/---

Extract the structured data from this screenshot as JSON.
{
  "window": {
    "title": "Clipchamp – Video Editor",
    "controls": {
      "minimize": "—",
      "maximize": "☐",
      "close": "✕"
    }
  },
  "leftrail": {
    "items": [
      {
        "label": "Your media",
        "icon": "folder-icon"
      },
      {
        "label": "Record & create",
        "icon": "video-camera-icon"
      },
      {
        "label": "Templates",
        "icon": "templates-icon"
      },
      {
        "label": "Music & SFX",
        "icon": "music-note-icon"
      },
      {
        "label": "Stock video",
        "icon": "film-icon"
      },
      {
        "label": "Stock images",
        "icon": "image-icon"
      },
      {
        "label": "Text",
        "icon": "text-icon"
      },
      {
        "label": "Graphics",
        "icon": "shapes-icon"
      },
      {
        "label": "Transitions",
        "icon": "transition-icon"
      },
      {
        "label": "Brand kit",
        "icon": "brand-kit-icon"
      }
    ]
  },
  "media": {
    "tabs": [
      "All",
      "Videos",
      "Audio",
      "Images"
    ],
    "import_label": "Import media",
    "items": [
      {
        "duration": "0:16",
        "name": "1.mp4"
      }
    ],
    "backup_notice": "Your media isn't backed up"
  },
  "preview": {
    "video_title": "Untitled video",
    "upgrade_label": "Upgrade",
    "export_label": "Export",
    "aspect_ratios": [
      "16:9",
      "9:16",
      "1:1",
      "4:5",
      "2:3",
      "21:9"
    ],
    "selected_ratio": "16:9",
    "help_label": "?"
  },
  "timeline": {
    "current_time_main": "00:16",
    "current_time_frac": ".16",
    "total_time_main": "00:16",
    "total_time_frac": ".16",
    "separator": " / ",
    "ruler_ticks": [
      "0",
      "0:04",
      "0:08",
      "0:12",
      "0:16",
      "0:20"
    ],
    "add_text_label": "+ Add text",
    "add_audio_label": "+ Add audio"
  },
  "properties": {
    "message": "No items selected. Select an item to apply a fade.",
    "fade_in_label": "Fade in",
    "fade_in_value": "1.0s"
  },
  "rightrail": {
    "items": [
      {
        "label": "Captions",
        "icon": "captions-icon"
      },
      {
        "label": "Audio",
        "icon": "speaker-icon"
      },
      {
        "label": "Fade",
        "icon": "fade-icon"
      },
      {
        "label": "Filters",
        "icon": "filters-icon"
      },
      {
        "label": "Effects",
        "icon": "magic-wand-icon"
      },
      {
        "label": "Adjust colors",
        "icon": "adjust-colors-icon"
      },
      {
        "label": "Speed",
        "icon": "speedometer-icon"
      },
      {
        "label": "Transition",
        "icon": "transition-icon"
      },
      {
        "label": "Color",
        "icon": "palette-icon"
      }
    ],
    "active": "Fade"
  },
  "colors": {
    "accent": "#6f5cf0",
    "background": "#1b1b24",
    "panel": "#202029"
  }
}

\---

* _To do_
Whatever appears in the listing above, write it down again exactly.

* _Answer to the problem_
Extract the structured data from this screenshot as JSON.
{
  "window": {
    "title": "Clipchamp – Video Editor",
    "controls": {
      "minimize": "—",
      "maximize": "☐",
      "close": "✕"
    }
  },
  "leftrail": {
    "items": [
      {
        "label": "Your media",
        "icon": "folder-icon"
      },
      {
        "label": "Record & create",
        "icon": "video-camera-icon"
      },
      {
        "label": "Templates",
        "icon": "templates-icon"
      },
      {
        "label": "Music & SFX",
        "icon": "music-note-icon"
      },
      {
        "label": "Stock video",
        "icon": "film-icon"
      },
      {
        "label": "Stock images",
        "icon": "image-icon"
      },
      {
        "label": "Text",
        "icon": "text-icon"
      },
      {
        "label": "Graphics",
        "icon": "shapes-icon"
      },
      {
        "label": "Transitions",
        "icon": "transition-icon"
      },
      {
        "label": "Brand kit",
        "icon": "brand-kit-icon"
      }
    ]
  },
  "media": {
    "tabs": [
      "All",
      "Videos",
      "Audio",
      "Images"
    ],
    "import_label": "Import media",
    "items": [
      {
        "duration": "0:16",
        "name": "1.mp4"
      }
    ],
    "backup_notice": "Your media isn't backed up"
  },
  "preview": {
    "video_title": "Untitled video",
    "upgrade_label": "Upgrade",
    "export_label": "Export",
    "aspect_ratios": [
      "16:9",
      "9:16",
      "1:1",
      "4:5",
      "2:3",
      "21:9"
    ],
    "selected_ratio": "16:9",
    "help_label": "?"
  },
  "timeline": {
    "current_time_main": "00:16",
    "current_time_frac": ".16",
    "total_time_main": "00:16",
    "total_time_frac": ".16",
    "separator": " / ",
    "ruler_ticks": [
      "0",
      "0:04",
      "0:08",
      "0:12",
      "0:16",
      "0:20"
    ],
    "add_text_label": "+ Add text",
    "add_audio_label": "+ Add audio"
  },
  "properties": {
    "message": "No items selected. Select an item to apply a fade.",
    "fade_in_label": "Fade in",
    "fade_in_value": "1.0s"
  },
  "rightrail": {
    "items": [
      {
        "label": "Captions",
        "icon": "captions-icon"
      },
      {
        "label": "Audio",
        "icon": "speaker-icon"
      },
      {
        "label": "Fade",
        "icon": "fade-icon"
      },
      {
        "label": "Filters",
        "icon": "filters-icon"
      },
      {
        "label": "Effects",
        "icon": "magic-wand-icon"
      },
      {
        "label": "Adjust colors",
        "icon": "adjust-colors-icon"
      },
      {
        "label": "Speed",
        "icon": "speedometer-icon"
      },
      {
        "label": "Transition",
        "icon": "transition-icon"
      },
      {
        "label": "Color",
        "icon": "palette-icon"
      }
    ],
    "active": "Fade"
  },
  "colors": {
    "accent": "#6f5cf0",
    "background": "#1b1b24",
    "panel": "#202029"
  }
}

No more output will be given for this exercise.